  • 1
    Sato M. Renaming schizophrenia. World Psychiatry. 2006; 5: 5355.
  • 2
    American Psychiatric Association. Diagnostic and Statistical Manual of Mental Disorders, 5th edn. American Psychiatric Association, Washington, DC, 2013.
  • 3
    Kendell R, Jablensky A. Distinguishing between the validity and utility of psychiatric diagnoses. Am. J. Psychiatry 2003; 160: 412.
  • 4
    Toyoshima R. The problems and future attempts for English disease names. Seishin Shinkeigaku Zasshi 2012; (Suppl.): S-219 (in Japanese).
  • 5
    American Psychiatric Association. Diagnostic and Statistical Manual of Mental Disorders, 3rd edn. American Psychiatric Association, Washington, DC, 1980.
  • 6
    Salvador-Carulla L, Mezzich JE. Person-centered medicine and mental health. Epidemiol. Psychiatr. Sci. 2012; 2: 131137.
  • 7
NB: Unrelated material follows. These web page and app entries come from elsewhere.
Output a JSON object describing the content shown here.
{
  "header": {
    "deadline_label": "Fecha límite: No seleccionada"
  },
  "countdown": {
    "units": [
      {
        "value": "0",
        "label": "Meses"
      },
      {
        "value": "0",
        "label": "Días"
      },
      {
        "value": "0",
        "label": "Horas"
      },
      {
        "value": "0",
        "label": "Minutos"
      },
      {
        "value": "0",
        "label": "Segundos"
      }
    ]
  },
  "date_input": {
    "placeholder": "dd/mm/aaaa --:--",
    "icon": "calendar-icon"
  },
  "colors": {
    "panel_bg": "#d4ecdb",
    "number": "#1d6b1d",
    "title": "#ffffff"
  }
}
    World Health Organization. Global Clinical Practice Network Registration. [Cited 14 Apr 2013.] Available from URL: (in Japanese).